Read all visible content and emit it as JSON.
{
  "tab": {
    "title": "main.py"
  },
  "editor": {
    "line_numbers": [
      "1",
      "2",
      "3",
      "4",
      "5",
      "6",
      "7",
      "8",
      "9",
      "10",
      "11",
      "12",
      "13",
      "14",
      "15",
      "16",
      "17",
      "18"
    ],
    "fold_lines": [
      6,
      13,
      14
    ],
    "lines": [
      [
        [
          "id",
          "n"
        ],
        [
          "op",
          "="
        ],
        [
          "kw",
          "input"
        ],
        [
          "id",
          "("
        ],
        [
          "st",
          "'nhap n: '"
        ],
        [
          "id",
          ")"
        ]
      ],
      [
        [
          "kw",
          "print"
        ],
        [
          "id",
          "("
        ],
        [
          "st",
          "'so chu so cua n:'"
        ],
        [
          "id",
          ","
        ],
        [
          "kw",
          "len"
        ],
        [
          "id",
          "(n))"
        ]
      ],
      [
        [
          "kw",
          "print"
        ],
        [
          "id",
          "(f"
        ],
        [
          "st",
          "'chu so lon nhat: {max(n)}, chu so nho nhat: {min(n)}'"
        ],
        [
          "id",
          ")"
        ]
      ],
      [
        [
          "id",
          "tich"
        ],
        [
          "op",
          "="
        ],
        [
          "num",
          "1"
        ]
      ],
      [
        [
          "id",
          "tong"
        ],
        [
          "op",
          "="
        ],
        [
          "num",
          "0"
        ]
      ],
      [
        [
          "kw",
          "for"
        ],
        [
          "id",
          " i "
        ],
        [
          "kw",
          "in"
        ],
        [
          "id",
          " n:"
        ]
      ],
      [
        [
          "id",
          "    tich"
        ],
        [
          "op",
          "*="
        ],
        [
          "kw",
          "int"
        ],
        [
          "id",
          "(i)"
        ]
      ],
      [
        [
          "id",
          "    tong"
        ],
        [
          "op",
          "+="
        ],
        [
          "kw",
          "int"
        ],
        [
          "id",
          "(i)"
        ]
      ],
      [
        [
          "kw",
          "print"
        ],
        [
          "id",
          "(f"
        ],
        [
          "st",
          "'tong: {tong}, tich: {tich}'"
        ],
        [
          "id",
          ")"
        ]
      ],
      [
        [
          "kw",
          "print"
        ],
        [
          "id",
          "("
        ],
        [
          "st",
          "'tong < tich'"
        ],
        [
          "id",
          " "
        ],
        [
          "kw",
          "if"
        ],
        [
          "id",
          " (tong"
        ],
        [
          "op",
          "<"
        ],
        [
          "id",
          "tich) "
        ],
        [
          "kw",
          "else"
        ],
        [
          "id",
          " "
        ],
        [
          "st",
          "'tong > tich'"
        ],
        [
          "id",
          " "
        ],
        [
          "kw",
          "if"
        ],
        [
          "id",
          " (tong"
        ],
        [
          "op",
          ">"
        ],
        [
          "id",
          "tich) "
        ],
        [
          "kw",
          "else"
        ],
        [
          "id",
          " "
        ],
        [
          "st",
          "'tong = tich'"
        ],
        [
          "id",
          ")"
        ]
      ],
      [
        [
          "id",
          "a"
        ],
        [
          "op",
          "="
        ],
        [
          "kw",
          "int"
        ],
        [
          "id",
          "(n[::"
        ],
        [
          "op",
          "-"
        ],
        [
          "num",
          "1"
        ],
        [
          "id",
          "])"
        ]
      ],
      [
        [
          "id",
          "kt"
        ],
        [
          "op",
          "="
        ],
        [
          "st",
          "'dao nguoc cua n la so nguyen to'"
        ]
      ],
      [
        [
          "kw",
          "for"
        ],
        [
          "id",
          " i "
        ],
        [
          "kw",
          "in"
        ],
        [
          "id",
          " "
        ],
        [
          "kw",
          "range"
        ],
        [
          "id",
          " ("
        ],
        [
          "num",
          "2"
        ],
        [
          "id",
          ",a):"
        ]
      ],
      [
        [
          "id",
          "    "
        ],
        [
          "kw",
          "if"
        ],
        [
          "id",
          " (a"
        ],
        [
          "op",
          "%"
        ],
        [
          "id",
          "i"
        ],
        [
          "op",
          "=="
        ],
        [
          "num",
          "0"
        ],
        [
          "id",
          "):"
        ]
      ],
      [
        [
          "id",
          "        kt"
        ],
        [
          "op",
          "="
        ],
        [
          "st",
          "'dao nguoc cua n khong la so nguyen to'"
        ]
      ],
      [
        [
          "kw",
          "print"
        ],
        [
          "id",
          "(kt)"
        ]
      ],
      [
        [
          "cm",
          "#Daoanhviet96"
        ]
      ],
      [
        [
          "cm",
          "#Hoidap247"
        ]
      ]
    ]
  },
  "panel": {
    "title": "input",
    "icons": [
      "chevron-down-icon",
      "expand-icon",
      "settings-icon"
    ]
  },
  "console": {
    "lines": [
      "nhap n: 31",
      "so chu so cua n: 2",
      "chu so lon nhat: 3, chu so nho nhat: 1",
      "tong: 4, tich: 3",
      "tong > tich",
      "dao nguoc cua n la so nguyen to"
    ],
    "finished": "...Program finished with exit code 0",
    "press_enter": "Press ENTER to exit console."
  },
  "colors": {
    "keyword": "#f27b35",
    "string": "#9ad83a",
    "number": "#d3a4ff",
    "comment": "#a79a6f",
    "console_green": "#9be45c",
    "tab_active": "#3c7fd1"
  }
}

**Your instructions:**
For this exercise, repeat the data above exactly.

**Task output:**
Read all visible content and emit it as JSON.
{
  "tab": {
    "title": "main.py"
  },
  "editor": {
    "line_numbers": [
      "1",
      "2",
      "3",
      "4",
      "5",
      "6",
      "7",
      "8",
      "9",
      "10",
      "11",
      "12",
      "13",
      "14",
      "15",
      "16",
      "17",
      "18"
    ],
    "fold_lines": [
      6,
      13,
      14
    ],
    "lines": [
      [
        [
          "id",
          "n"
        ],
        [
          "op",
          "="
        ],
        [
          "kw",
          "input"
        ],
        [
          "id",
          "("
        ],
        [
          "st",
          "'nhap n: '"
        ],
        [
          "id",
          ")"
        ]
      ],
      [
        [
          "kw",
          "print"
        ],
        [
          "id",
          "("
        ],
        [
          "st",
          "'so chu so cua n:'"
        ],
        [
          "id",
          ","
        ],
        [
          "kw",
          "len"
        ],
        [
          "id",
          "(n))"
        ]
      ],
      [
        [
          "kw",
          "print"
        ],
        [
          "id",
          "(f"
        ],
        [
          "st",
          "'chu so lon nhat: {max(n)}, chu so nho nhat: {min(n)}'"
        ],
        [
          "id",
          ")"
        ]
      ],
      [
        [
          "id",
          "tich"
        ],
        [
          "op",
          "="
        ],
        [
          "num",
          "1"
        ]
      ],
      [
        [
          "id",
          "tong"
        ],
        [
          "op",
          "="
        ],
        [
          "num",
          "0"
        ]
      ],
      [
        [
          "kw",
          "for"
        ],
        [
          "id",
          " i "
        ],
        [
          "kw",
          "in"
        ],
        [
          "id",
          " n:"
        ]
      ],
      [
        [
          "id",
          "    tich"
        ],
        [
          "op",
          "*="
        ],
        [
          "kw",
          "int"
        ],
        [
          "id",
          "(i)"
        ]
      ],
      [
        [
          "id",
          "    tong"
        ],
        [
          "op",
          "+="
        ],
        [
          "kw",
          "int"
        ],
        [
          "id",
          "(i)"
        ]
      ],
      [
        [
          "kw",
          "print"
        ],
        [
          "id",
          "(f"
        ],
        [
          "st",
          "'tong: {tong}, tich: {tich}'"
        ],
        [
          "id",
          ")"
        ]
      ],
      [
        [
          "kw",
          "print"
        ],
        [
          "id",
          "("
        ],
        [
          "st",
          "'tong < tich'"
        ],
        [
          "id",
          " "
        ],
        [
          "kw",
          "if"
        ],
        [
          "id",
          " (tong"
        ],
        [
          "op",
          "<"
        ],
        [
          "id",
          "tich) "
        ],
        [
          "kw",
          "else"
        ],
        [
          "id",
          " "
        ],
        [
          "st",
          "'tong > tich'"
        ],
        [
          "id",
          " "
        ],
        [
          "kw",
          "if"
        ],
        [
          "id",
          " (tong"
        ],
        [
          "op",
          ">"
        ],
        [
          "id",
          "tich) "
        ],
        [
          "kw",
          "else"
        ],
        [
          "id",
          " "
        ],
        [
          "st",
          "'tong = tich'"
        ],
        [
          "id",
          ")"
        ]
      ],
      [
        [
          "id",
          "a"
        ],
        [
          "op",
          "="
        ],
        [
          "kw",
          "int"
        ],
        [
          "id",
          "(n[::"
        ],
        [
          "op",
          "-"
        ],
        [
          "num",
          "1"
        ],
        [
          "id",
          "])"
        ]
      ],
      [
        [
          "id",
          "kt"
        ],
        [
          "op",
          "="
        ],
        [
          "st",
          "'dao nguoc cua n la so nguyen to'"
        ]
      ],
      [
        [
          "kw",
          "for"
        ],
        [
          "id",
          " i "
        ],
        [
          "kw",
          "in"
        ],
        [
          "id",
          " "
        ],
        [
          "kw",
          "range"
        ],
        [
          "id",
          " ("
        ],
        [
          "num",
          "2"
        ],
        [
          "id",
          ",a):"
        ]
      ],
      [
        [
          "id",
          "    "
        ],
        [
          "kw",
          "if"
        ],
        [
          "id",
          " (a"
        ],
        [
          "op",
          "%"
        ],
        [
          "id",
          "i"
        ],
        [
          "op",
          "=="
        ],
        [
          "num",
          "0"
        ],
        [
          "id",
          "):"
        ]
      ],
      [
        [
          "id",
          "        kt"
        ],
        [
          "op",
          "="
        ],
        [
          "st",
          "'dao nguoc cua n khong la so nguyen to'"
        ]
      ],
      [
        [
          "kw",
          "print"
        ],
        [
          "id",
          "(kt)"
        ]
      ],
      [
        [
          "cm",
          "#Daoanhviet96"
        ]
      ],
      [
        [
          "cm",
          "#Hoidap247"
        ]
      ]
    ]
  },
  "panel": {
    "title": "input",
    "icons": [
      "chevron-down-icon",
      "expand-icon",
      "settings-icon"
    ]
  },
  "console": {
    "lines": [
      "nhap n: 31",
      "so chu so cua n: 2",
      "chu so lon nhat: 3, chu so nho nhat: 1",
      "tong: 4, tich: 3",
      "tong > tich",
      "dao nguoc cua n la so nguyen to"
    ],
    "finished": "...Program finished with exit code 0",
    "press_enter": "Press ENTER to exit console."
  },
  "colors": {
    "keyword": "#f27b35",
    "string": "#9ad83a",
    "number": "#d3a4ff",
    "comment": "#a79a6f",
    "console_green": "#9be45c",
    "tab_active": "#3c7fd1"
  }
}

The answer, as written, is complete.